■ Exercise objective
Write out every record below exactly, so that nothing differs from what is shown.

------------------------------------

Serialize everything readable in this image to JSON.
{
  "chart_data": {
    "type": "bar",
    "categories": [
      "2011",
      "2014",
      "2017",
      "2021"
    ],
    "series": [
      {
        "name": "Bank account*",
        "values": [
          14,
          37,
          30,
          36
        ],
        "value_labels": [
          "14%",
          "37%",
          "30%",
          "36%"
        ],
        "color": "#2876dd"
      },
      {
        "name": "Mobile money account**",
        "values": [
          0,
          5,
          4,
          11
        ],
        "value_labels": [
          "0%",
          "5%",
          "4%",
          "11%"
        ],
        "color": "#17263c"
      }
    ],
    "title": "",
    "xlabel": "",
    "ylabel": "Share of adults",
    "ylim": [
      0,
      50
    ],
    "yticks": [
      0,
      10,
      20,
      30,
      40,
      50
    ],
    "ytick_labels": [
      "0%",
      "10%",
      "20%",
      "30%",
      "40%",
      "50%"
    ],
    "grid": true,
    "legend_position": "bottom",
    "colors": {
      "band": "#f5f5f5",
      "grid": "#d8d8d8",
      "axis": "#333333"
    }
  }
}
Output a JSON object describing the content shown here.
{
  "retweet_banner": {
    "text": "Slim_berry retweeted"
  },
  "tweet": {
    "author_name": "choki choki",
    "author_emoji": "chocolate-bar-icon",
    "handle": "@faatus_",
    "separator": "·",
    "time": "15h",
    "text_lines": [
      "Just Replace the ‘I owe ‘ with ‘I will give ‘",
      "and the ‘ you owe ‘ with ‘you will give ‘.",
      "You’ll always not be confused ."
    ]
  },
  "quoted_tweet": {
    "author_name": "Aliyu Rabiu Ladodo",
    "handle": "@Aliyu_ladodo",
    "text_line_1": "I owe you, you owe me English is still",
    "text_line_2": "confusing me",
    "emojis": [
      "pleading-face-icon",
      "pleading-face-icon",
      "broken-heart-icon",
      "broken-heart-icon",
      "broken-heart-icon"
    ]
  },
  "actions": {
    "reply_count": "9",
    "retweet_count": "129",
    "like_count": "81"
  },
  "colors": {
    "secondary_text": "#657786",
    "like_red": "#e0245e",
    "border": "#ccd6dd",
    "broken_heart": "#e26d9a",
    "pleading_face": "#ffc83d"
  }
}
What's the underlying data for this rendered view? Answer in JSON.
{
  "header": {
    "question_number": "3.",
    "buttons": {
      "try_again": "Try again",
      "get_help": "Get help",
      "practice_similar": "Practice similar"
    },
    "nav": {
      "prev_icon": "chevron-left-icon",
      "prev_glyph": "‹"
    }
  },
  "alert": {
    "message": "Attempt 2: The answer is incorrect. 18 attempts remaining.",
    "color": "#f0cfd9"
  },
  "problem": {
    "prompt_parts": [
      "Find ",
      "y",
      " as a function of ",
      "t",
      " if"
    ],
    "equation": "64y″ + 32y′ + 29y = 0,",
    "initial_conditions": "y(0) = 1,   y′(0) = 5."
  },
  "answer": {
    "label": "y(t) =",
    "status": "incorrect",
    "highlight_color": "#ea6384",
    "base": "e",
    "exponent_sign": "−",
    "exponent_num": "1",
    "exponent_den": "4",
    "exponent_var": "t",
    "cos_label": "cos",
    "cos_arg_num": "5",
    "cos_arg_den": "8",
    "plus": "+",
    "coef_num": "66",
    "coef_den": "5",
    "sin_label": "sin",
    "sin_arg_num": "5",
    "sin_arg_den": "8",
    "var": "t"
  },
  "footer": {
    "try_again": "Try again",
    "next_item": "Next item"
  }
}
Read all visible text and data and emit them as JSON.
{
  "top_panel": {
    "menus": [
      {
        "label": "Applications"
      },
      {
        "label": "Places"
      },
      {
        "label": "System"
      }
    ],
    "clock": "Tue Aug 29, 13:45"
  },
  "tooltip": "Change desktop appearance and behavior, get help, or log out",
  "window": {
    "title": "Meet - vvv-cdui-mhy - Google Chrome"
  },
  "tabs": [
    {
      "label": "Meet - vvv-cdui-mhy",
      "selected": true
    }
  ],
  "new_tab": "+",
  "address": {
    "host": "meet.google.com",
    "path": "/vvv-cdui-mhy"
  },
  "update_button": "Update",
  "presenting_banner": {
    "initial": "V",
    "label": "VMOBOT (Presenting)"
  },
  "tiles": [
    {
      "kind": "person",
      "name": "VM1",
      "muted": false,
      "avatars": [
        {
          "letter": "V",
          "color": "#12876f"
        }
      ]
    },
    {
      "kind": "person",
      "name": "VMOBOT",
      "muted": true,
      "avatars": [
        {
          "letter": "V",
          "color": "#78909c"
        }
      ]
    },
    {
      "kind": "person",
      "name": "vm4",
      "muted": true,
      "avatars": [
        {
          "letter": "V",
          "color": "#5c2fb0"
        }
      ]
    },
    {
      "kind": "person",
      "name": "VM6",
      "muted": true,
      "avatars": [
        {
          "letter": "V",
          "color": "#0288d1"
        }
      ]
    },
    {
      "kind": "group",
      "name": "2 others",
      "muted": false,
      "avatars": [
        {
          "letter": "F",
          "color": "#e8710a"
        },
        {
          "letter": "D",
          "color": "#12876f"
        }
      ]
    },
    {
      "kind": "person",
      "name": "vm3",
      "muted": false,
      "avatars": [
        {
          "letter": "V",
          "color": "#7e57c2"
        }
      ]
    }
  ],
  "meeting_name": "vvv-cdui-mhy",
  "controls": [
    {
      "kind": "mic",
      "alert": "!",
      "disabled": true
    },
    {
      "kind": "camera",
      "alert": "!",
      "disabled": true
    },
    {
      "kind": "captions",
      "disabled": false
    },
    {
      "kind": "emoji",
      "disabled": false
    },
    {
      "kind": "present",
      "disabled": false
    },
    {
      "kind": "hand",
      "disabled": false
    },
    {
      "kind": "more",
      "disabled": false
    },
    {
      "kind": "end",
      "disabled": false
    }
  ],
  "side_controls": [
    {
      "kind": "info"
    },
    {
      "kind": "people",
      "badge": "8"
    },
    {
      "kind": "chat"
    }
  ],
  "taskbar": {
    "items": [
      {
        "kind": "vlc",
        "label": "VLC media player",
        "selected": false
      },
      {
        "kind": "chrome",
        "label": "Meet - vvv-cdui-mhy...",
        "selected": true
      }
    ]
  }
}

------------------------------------

■ Exercise response
Serialize everything readable in this image to JSON.
{
  "chart_data": {
    "type": "bar",
    "categories": [
      "2011",
      "2014",
      "2017",
      "2021"
    ],
    "series": [
      {
        "name": "Bank account*",
        "values": [
          14,
          37,
          30,
          36
        ],
        "value_labels": [
          "14%",
          "37%",
          "30%",
          "36%"
        ],
        "color": "#2876dd"
      },
      {
        "name": "Mobile money account**",
        "values": [
          0,
          5,
          4,
          11
        ],
        "value_labels": [
          "0%",
          "5%",
          "4%",
          "11%"
        ],
        "color": "#17263c"
      }
    ],
    "title": "",
    "xlabel": "",
    "ylabel": "Share of adults",
    "ylim": [
      0,
      50
    ],
    "yticks": [
      0,
      10,
      20,
      30,
      40,
      50
    ],
    "ytick_labels": [
      "0%",
      "10%",
      "20%",
      "30%",
      "40%",
      "50%"
    ],
    "grid": true,
    "legend_position": "bottom",
    "colors": {
      "band": "#f5f5f5",
      "grid": "#d8d8d8",
      "axis": "#333333"
    }
  }
}
Output a JSON object describing the content shown here.
{
  "retweet_banner": {
    "text": "Slim_berry retweeted"
  },
  "tweet": {
    "author_name": "choki choki",
    "author_emoji": "chocolate-bar-icon",
    "handle": "@faatus_",
    "separator": "·",
    "time": "15h",
    "text_lines": [
      "Just Replace the ‘I owe ‘ with ‘I will give ‘",
      "and the ‘ you owe ‘ with ‘you will give ‘.",
      "You’ll always not be confused ."
    ]
  },
  "quoted_tweet": {
    "author_name": "Aliyu Rabiu Ladodo",
    "handle": "@Aliyu_ladodo",
    "text_line_1": "I owe you, you owe me English is still",
    "text_line_2": "confusing me",
    "emojis": [
      "pleading-face-icon",
      "pleading-face-icon",
      "broken-heart-icon",
      "broken-heart-icon",
      "broken-heart-icon"
    ]
  },
  "actions": {
    "reply_count": "9",
    "retweet_count": "129",
    "like_count": "81"
  },
  "colors": {
    "secondary_text": "#657786",
    "like_red": "#e0245e",
    "border": "#ccd6dd",
    "broken_heart": "#e26d9a",
    "pleading_face": "#ffc83d"
  }
}
What's the underlying data for this rendered view? Answer in JSON.
{
  "header": {
    "question_number": "3.",
    "buttons": {
      "try_again": "Try again",
      "get_help": "Get help",
      "practice_similar": "Practice similar"
    },
    "nav": {
      "prev_icon": "chevron-left-icon",
      "prev_glyph": "‹"
    }
  },
  "alert": {
    "message": "Attempt 2: The answer is incorrect. 18 attempts remaining.",
    "color": "#f0cfd9"
  },
  "problem": {
    "prompt_parts": [
      "Find ",
      "y",
      " as a function of ",
      "t",
      " if"
    ],
    "equation": "64y″ + 32y′ + 29y = 0,",
    "initial_conditions": "y(0) = 1,   y′(0) = 5."
  },
  "answer": {
    "label": "y(t) =",
    "status": "incorrect",
    "highlight_color": "#ea6384",
    "base": "e",
    "exponent_sign": "−",
    "exponent_num": "1",
    "exponent_den": "4",
    "exponent_var": "t",
    "cos_label": "cos",
    "cos_arg_num": "5",
    "cos_arg_den": "8",
    "plus": "+",
    "coef_num": "66",
    "coef_den": "5",
    "sin_label": "sin",
    "sin_arg_num": "5",
    "sin_arg_den": "8",
    "var": "t"
  },
  "footer": {
    "try_again": "Try again",
    "next_item": "Next item"
  }
}
Read all visible text and data and emit them as JSON.
{
  "top_panel": {
    "menus": [
      {
        "label": "Applications"
      },
      {
        "label": "Places"
      },
      {
        "label": "System"
      }
    ],
    "clock": "Tue Aug 29, 13:45"
  },
  "tooltip": "Change desktop appearance and behavior, get help, or log out",
  "window": {
    "title": "Meet - vvv-cdui-mhy - Google Chrome"
  },
  "tabs": [
    {
      "label": "Meet - vvv-cdui-mhy",
      "selected": true
    }
  ],
  "new_tab": "+",
  "address": {
    "host": "meet.google.com",
    "path": "/vvv-cdui-mhy"
  },
  "update_button": "Update",
  "presenting_banner": {
    "initial": "V",
    "label": "VMOBOT (Presenting)"
  },
  "tiles": [
    {
      "kind": "person",
      "name": "VM1",
      "muted": false,
      "avatars": [
        {
          "letter": "V",
          "color": "#12876f"
        }
      ]
    },
    {
      "kind": "person",
      "name": "VMOBOT",
      "muted": true,
      "avatars": [
        {
          "letter": "V",
          "color": "#78909c"
        }
      ]
    },
    {
      "kind": "person",
      "name": "vm4",
      "muted": true,
      "avatars": [
        {
          "letter": "V",
          "color": "#5c2fb0"
        }
      ]
    },
    {
      "kind": "person",
      "name": "VM6",
      "muted": true,
      "avatars": [
        {
          "letter": "V",
          "color": "#0288d1"
        }
      ]
    },
    {
      "kind": "group",
      "name": "2 others",
      "muted": false,
      "avatars": [
        {
          "letter": "F",
          "color": "#e8710a"
        },
        {
          "letter": "D",
          "color": "#12876f"
        }
      ]
    },
    {
      "kind": "person",
      "name": "vm3",
      "muted": false,
      "avatars": [
        {
          "letter": "V",
          "color": "#7e57c2"
        }
      ]
    }
  ],
  "meeting_name": "vvv-cdui-mhy",
  "controls": [
    {
      "kind": "mic",
      "alert": "!",
      "disabled": true
    },
    {
      "kind": "camera",
      "alert": "!",
      "disabled": true
    },
    {
      "kind": "captions",
      "disabled": false
    },
    {
      "kind": "emoji",
      "disabled": false
    },
    {
      "kind": "present",
      "disabled": false
    },
    {
      "kind": "hand",
      "disabled": false
    },
    {
      "kind": "more",
      "disabled": false
    },
    {
      "kind": "end",
      "disabled": false
    }
  ],
  "side_controls": [
    {
      "kind": "info"
    },
    {
      "kind": "people",
      "badge": "8"
    },
    {
      "kind": "chat"
    }
  ],
  "taskbar": {
    "items": [
      {
        "kind": "vlc",
        "label": "VLC media player",
        "selected": false
      },
      {
        "kind": "chrome",
        "label": "Meet - vvv-cdui-mhy...",
        "selected": true
      }
    ]
  }
}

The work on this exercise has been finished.